  • Expensive, forb-dominated seed mixes produce high pollinator forage, but also have excessive bare ground and perennial weed cover.
  • Inexpensive, grass-dominated seed mixes produce high native cover and stem density, but little pollinator forage.
  • Diverse, moderately priced grass/forb balanced seed mixes produce floral resources comparable to forb-dominated mixes, and native cover and stem density comparable to grass dominated mixes with high cost-effectiveness.
  • Frequent first year mowing accelerated establishment, leading to more ecosystem functioning over a typical 10-year contract.

Reconstructing Cost-effective, Multifunctional Prairies on Dry Marginal Lands

Paired with incentive-based conservation programs, converting farmland on marginal soils to native perennial vegetation may represent a viable conservation land-use choice for many farm owners, but there is a need to better understand how site soils influence establishment outcomes and how seed mixes can be designed to be adaptive to those influences. How does seed mix design, specifically the effect of species habitat matching to soils, affect plant establishment, ecosystem function, and cost-effectiveness in dry marginal lands? 


We established a small completely randomized experiment testing seed mix design (soil moisture customization) on dry (sandy) marginal lands. We assessed two mixes- a mix using species adapted to dry soils, and a mix using species adapted to medium soils (developed using the Tallgrass Prairie Seed Calculator, We did minimal soil preparation, and seeded the experiment using a no-till drill in late November 2017.


Based on two years of data:

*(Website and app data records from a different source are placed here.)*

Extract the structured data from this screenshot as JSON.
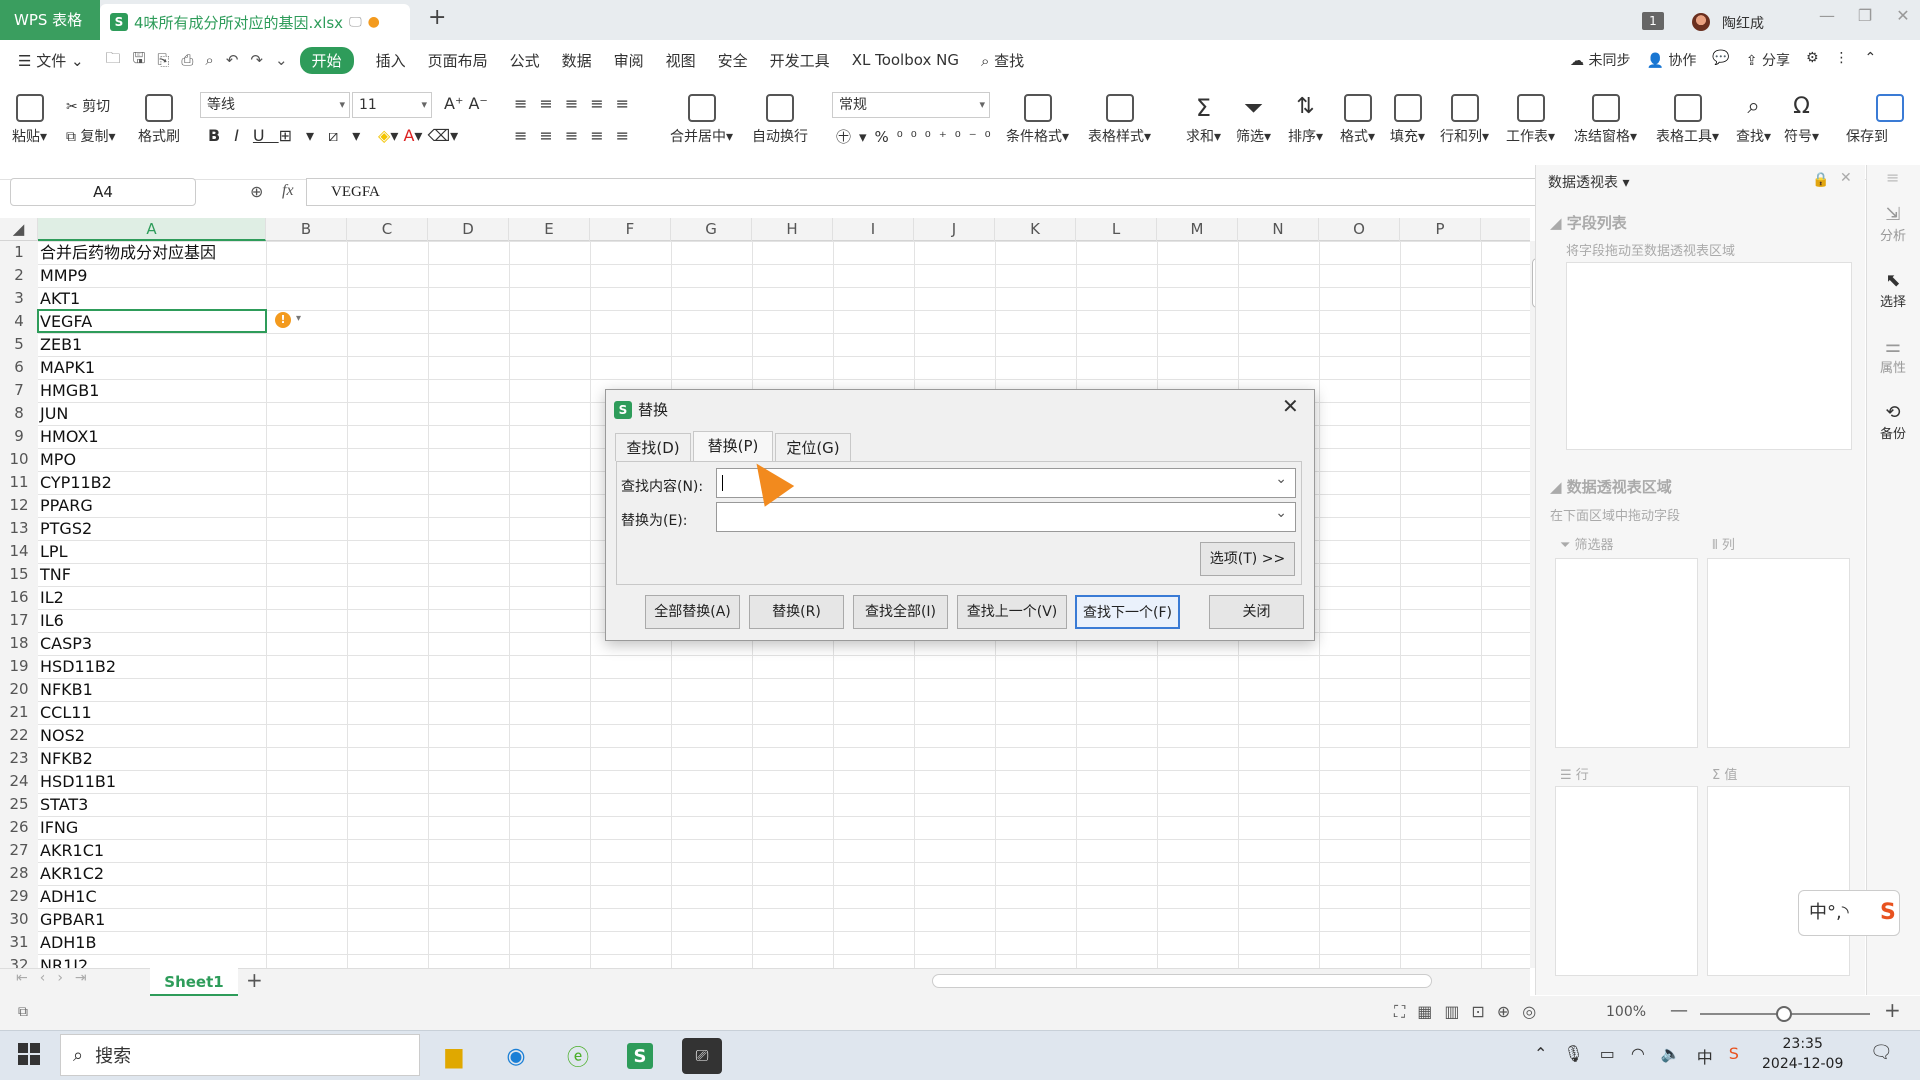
{
  "titlebar": {
    "app_label": "WPS 表格",
    "doc_title": "4味所有成分所对应的基因.xlsx",
    "new_tab": "+",
    "badge": "1",
    "user": "陶红成"
  },
  "menu": {
    "file": "文件",
    "items": [
      "开始",
      "插入",
      "页面布局",
      "公式",
      "数据",
      "审阅",
      "视图",
      "安全",
      "开发工具",
      "XL Toolbox NG"
    ],
    "search": "查找",
    "right": [
      "未同步",
      "协作",
      "分享"
    ]
  },
  "ribbon": {
    "paste": "粘贴",
    "cut": "剪切",
    "copy": "复制",
    "format_painter": "格式刷",
    "font": "等线",
    "size": "11",
    "merge": "合并居中",
    "wrap": "自动换行",
    "numfmt": "常规",
    "groups": [
      "条件格式",
      "表格样式",
      "求和",
      "筛选",
      "排序",
      "格式",
      "填充",
      "行和列",
      "工作表",
      "冻结窗格",
      "表格工具",
      "查找",
      "符号",
      "保存到"
    ]
  },
  "formula": {
    "namebox": "A4",
    "fx": "fx",
    "value": "VEGFA"
  },
  "columns": [
    "A",
    "B",
    "C",
    "D",
    "E",
    "F",
    "G",
    "H",
    "I",
    "J",
    "K",
    "L",
    "M",
    "N",
    "O",
    "P"
  ],
  "cells": [
    "合并后药物成分对应基因",
    "MMP9",
    "AKT1",
    " VEGFA",
    " ZEB1",
    " MAPK1",
    "HMGB1",
    " JUN",
    " HMOX1",
    " MPO",
    "CYP11B2",
    "PPARG",
    " PTGS2",
    " LPL",
    " TNF",
    " IL2",
    " IL6",
    " CASP3",
    " HSD11B2",
    " NFKB1",
    " CCL11",
    " NOS2",
    " NFKB2",
    " HSD11B1",
    " STAT3",
    "IFNG",
    " AKR1C1",
    " AKR1C2",
    " ADH1C",
    " GPBAR1",
    " ADH1B",
    " NR1I2"
  ],
  "sheet": {
    "tab": "Sheet1",
    "zoom": "100%"
  },
  "pane": {
    "title": "数据透视表",
    "fields": "字段列表",
    "fields_hint": "将字段拖动至数据透视表区域",
    "area": "数据透视表区域",
    "area_hint": "在下面区域中拖动字段",
    "filter": "筛选器",
    "col": "列",
    "row": "行",
    "val": "值"
  },
  "sidebar": [
    "分析",
    "选择",
    "属性",
    "备份"
  ],
  "dialog": {
    "title": "替换",
    "tabs": [
      "查找(D)",
      "替换(P)",
      "定位(G)"
    ],
    "find_label": "查找内容(N):",
    "replace_label": "替换为(E):",
    "find_value": "",
    "replace_value": "",
    "options": "选项(T) >>",
    "buttons": [
      "全部替换(A)",
      "替换(R)",
      "查找全部(I)",
      "查找上一个(V)",
      "查找下一个(F)",
      "关闭"
    ]
  },
  "ime": "中°,◝",
  "taskbar": {
    "search": "搜索",
    "time": "23:35",
    "date": "2024-12-09"
  },
  "colors": {
    "accent": "#2e9c5a",
    "warn": "#f39a1e"
  }
}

  • Key prairie species establish well even in dry conditions. Native warm and cool season grasses establish well in marginal dry soil, along with important summer and fall flowering forbs.
  • Seed mixes customized for dry soils result in more ecological functionality at similar price. Dry adapted forb species established better than their medium to wet soil counterparts, resulting in more functional groups present. The entire spring forb functional group was missing from the non-customized mix.
  • Cost-effectiveness of native perennial vegetation comparable in productive vs marginal soils. Number of plants produced from one dollar of seed is similar for many native grass and forb species in medium and dry soils.